Universal International Pictures

Park Circus

de Douglas Sirk

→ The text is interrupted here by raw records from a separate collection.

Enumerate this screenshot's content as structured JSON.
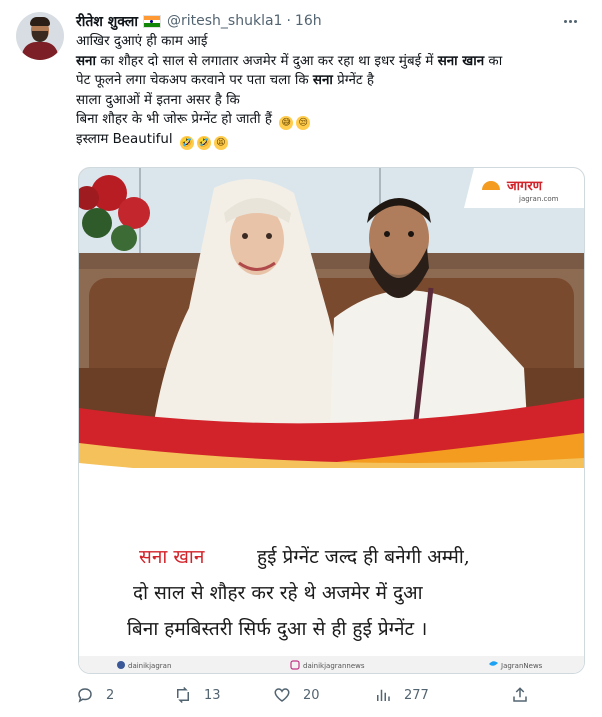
{
  "author": {
    "display_name": "रीतेश शुक्ला",
    "handle": "@ritesh_shukla1",
    "separator": "·",
    "time": "16h",
    "avatar_icon": "avatar-photo",
    "flag_icon": "india-flag-icon"
  },
  "tweet_text": {
    "line1": "आखिर दुआएं ही काम आई",
    "line2_part1": "सना",
    "line2_part2": " का शौहर दो साल से लगातार अजमेर में दुआ कर रहा था इधर मुंबई में ",
    "line2_part3": "सना खान",
    "line2_part4": " का",
    "line3_part1": "पेट फूलने लगा चेकअप करवाने पर पता चला कि ",
    "line3_part2": "सना",
    "line3_part3": " प्रेग्नेंट है",
    "line4": "साला दुआओं में इतना असर है कि",
    "line5": " बिना शौहर के भी जोरू प्रेग्नेंट हो जाती हैं ",
    "line6": "इस्लाम Beautiful ",
    "emoji_sweat_smile": "😅",
    "emoji_unamused": "😒",
    "emoji_rofl": "🤣",
    "emoji_tired": "😫"
  },
  "media": {
    "brand_name": "जागरण",
    "brand_site": "jagran.com",
    "caption_name": "सना खान",
    "caption_line1_rest": "हुई प्रेग्नेंट जल्द ही बनेगी अम्मी,",
    "caption_line2": "दो साल से शौहर कर रहे थे अजमेर में दुआ",
    "caption_line3": "बिना हमबिस्तरी सिर्फ दुआ से ही हुई प्रेग्नेंट ।",
    "social_facebook": "dainikjagran",
    "social_instagram": "dainikjagrannews",
    "social_twitter": "JagranNews"
  },
  "actions": {
    "replies": "2",
    "retweets": "13",
    "likes": "20",
    "views": "277"
  },
  "colors": {
    "text_primary": "#0f1419",
    "text_secondary": "#536471",
    "border": "#cfd9de",
    "brand_red": "#d2232a",
    "brand_orange": "#f39c1f"
  }
}
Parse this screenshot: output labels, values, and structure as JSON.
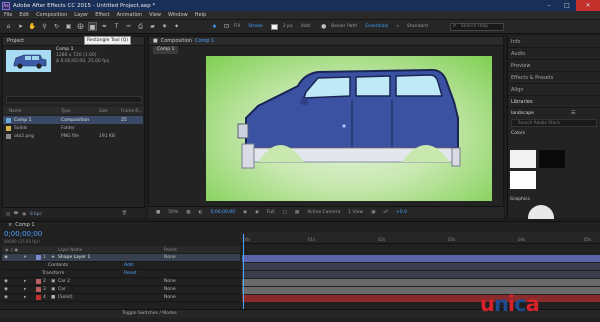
{
  "window": {
    "title": "Adobe After Effects CC 2015 - Untitled Project.aep *",
    "app_icon": "Ae"
  },
  "menu": [
    "File",
    "Edit",
    "Composition",
    "Layer",
    "Effect",
    "Animation",
    "View",
    "Window",
    "Help"
  ],
  "toolbar": {
    "tooltip": "Rectangle Tool (Q)",
    "fill": "Fill",
    "stroke": "Stroke",
    "stroke_width": "2 px",
    "add": "Add:",
    "bezier": "Bezier Path",
    "workspace_essentials": "Essentials",
    "workspace_standard": "Standard",
    "search_placeholder": "Search Help"
  },
  "project": {
    "tab": "Project",
    "selected_name": "Comp 1",
    "selected_info_1": "1280 x 720 (1.00)",
    "selected_info_2": "Δ 0;00;05;00, 25.00 fps",
    "columns": {
      "name": "Name",
      "type": "Type",
      "size": "Size",
      "frame_rate": "Frame R..."
    },
    "items": [
      {
        "name": "Comp 1",
        "type": "Composition",
        "size": "",
        "fps": "25",
        "icon_color": "#6aa9d8",
        "selected": true
      },
      {
        "name": "Solids",
        "type": "Folder",
        "size": "",
        "fps": "",
        "icon_color": "#d8b44a",
        "selected": false
      },
      {
        "name": "oto2.png",
        "type": "PNG file",
        "size": "191 KB",
        "fps": "",
        "icon_color": "#8a8a8a",
        "selected": false
      }
    ],
    "footer_bpc": "8 bpc"
  },
  "composition": {
    "panel_title": "Composition",
    "panel_comp": "Comp 1",
    "tab": "Comp 1",
    "zoom": "50%",
    "timecode": "0;00;00;00",
    "resolution": "Full",
    "camera": "Active Camera",
    "view": "1 View",
    "exposure": "+0.0"
  },
  "right_panels": [
    "Info",
    "Audio",
    "Preview",
    "Effects & Presets",
    "Align",
    "Libraries"
  ],
  "libraries": {
    "library": "landscape",
    "search_placeholder": "Search Adobe Stock"
  },
  "colors_label": "Colors",
  "graphics_label": "Graphics",
  "timeline": {
    "tab": "Comp 1",
    "timecode": "0;00;00;00",
    "fps_line": "00000 (25.00 fps)",
    "columns": {
      "layer_name": "Layer Name",
      "parent": "Parent"
    },
    "contents": "Contents",
    "add_label": "Add:",
    "transform": "Transform",
    "reset": "Reset",
    "ruler": [
      "00s",
      "01s",
      "02s",
      "03s",
      "04s",
      "05s"
    ],
    "toggle": "Toggle Switches / Modes",
    "layers": [
      {
        "num": "1",
        "name": "Shape Layer 1",
        "parent": "None",
        "color": "#7e8ad0",
        "bar": "#5a62a8",
        "selected": true
      },
      {
        "num": "2",
        "name": "Car 2",
        "parent": "None",
        "color": "#b86060",
        "bar": "#6a6a6a",
        "selected": false
      },
      {
        "num": "3",
        "name": "Car",
        "parent": "None",
        "color": "#b86060",
        "bar": "#6a6a6a",
        "selected": false
      },
      {
        "num": "4",
        "name": "[Solid]",
        "parent": "None",
        "color": "#c03030",
        "bar": "#8a2a2a",
        "selected": false
      }
    ]
  },
  "watermark": {
    "u": "u",
    "n": "n",
    "i": "i",
    "c": "c",
    "a": "a"
  }
}
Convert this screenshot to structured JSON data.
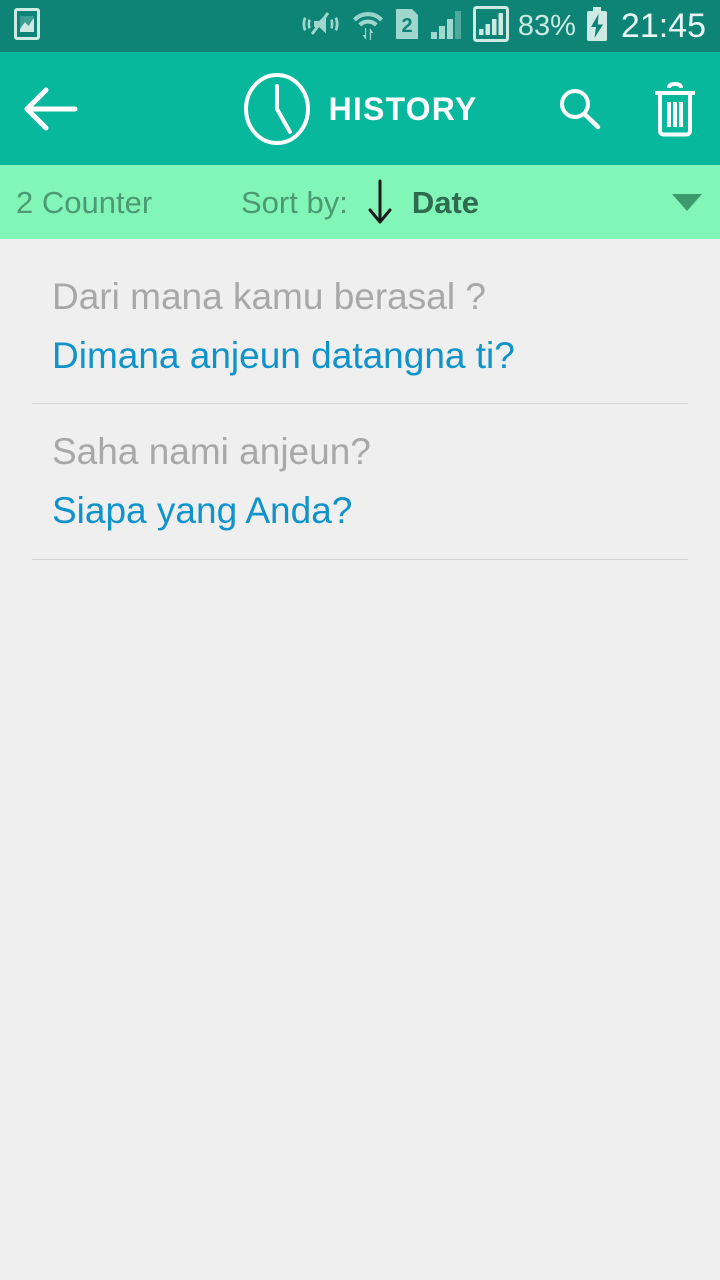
{
  "status_bar": {
    "icons": [
      "gallery-image-icon",
      "vibrate-mute-icon",
      "wifi-data-icon",
      "sim2-icon",
      "signal-bars-icon",
      "signal-bars-boxed-icon"
    ],
    "battery_percent": "83%",
    "battery_state": "charging",
    "clock": "21:45",
    "background_color": "#0d8476"
  },
  "toolbar": {
    "back_label": "back-arrow",
    "clock_icon": "clock-icon",
    "title": "HISTORY",
    "search_label": "search-icon",
    "delete_label": "delete-icon",
    "background_color": "#07b89c"
  },
  "sort_bar": {
    "counter": "2 Counter",
    "sort_by_label": "Sort by:",
    "sort_direction_icon": "arrow-down-icon",
    "sort_value": "Date",
    "dropdown_icon": "chevron-down-icon",
    "background_color": "#82f5b9",
    "text_color": "#4b9a72"
  },
  "history": {
    "items": [
      {
        "source": "Dari mana kamu berasal ?",
        "translation": "Dimana anjeun datangna ti?"
      },
      {
        "source": "Saha nami anjeun?",
        "translation": "Siapa yang Anda?"
      }
    ],
    "source_color": "#a8a8a8",
    "translation_color": "#0f93ca",
    "background_color": "#efefef"
  }
}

After a childhood shared between Hamburg and Denmark, Detlef Sierck (his name was then Germanized) studied Human Sciences and then devoted himself to theater. Between 1923 and 1933, he directed a great number of plays in both Bremen and Leipzig. Hired by the UFA in Berlin, he shot some literary adaptations. In 1936, Detlef Sierck freed himself from his theatrical repertoire and directed “Schlussakkord”, a musical melodrama to which Beethoven's Ninth Symphony counterpointed. In 1937, he experienced the greatest successes of his German period: “To New Shores” and “La Habanera”. His style asserted itself, yet Detlef Sierck prefered to flee Nazi Germany and try his luck in the United States. He was noticed by the critics thanks to his first two works, “Hitler's Madman” (1943), in which he denounces the madness of Heydrich, and “Summer Storm” (1944). From then on, the man who called himself Douglas Sirk worked on thrillers with interesting films (“Lured”, 1947; “Sleep, my love”, 1948; “The Lovers”, 1949) and comedy (“Slightly French”, 1949; “Has anyone seen my gal?”, 1952), while making an honorable western (“Taza, Son of Cochise”, 1953) and a strange film about the company of Jesus (“The First Legion”, 1951). In 1953, “All I desire” opened the great cycle of melodramas which imposed the director on French critics. Douglas Sirk liked to adorn his intuitions of American society with an unreal atmosphere, an impression reinforced by the use of garish colors in “Magnificent Obssesion” (1954) and in “All that Heaven Allows” (1955). He treated his favorite genre with a certain distance and implicit irony. His repulsion for reality is perhaps crystallized in “Written on the Wind” (1956), a delirious portrait of a family of Texan billionaires, full of sumptuous images and baroque colors. His lyricism and his sense of fatality are expressed with rare virtuosity in “Pylon” (1957), an adaptation of “Pylon” by William Faulkner, and in “A Time to Love and a Time to Die” (1958), before “Imitation of Life” (1959). Back in Europe, Douglas Sirk directed some short films which can be considered as the quintessence of his work, so unique for its aesthetic refinement. Douglas Sirk retired in Switzerland at the beginning of the 1960s and he resumed theatrical activities in Germany while teaching at the university. (Ciné-Ressources - French Cinémathèque)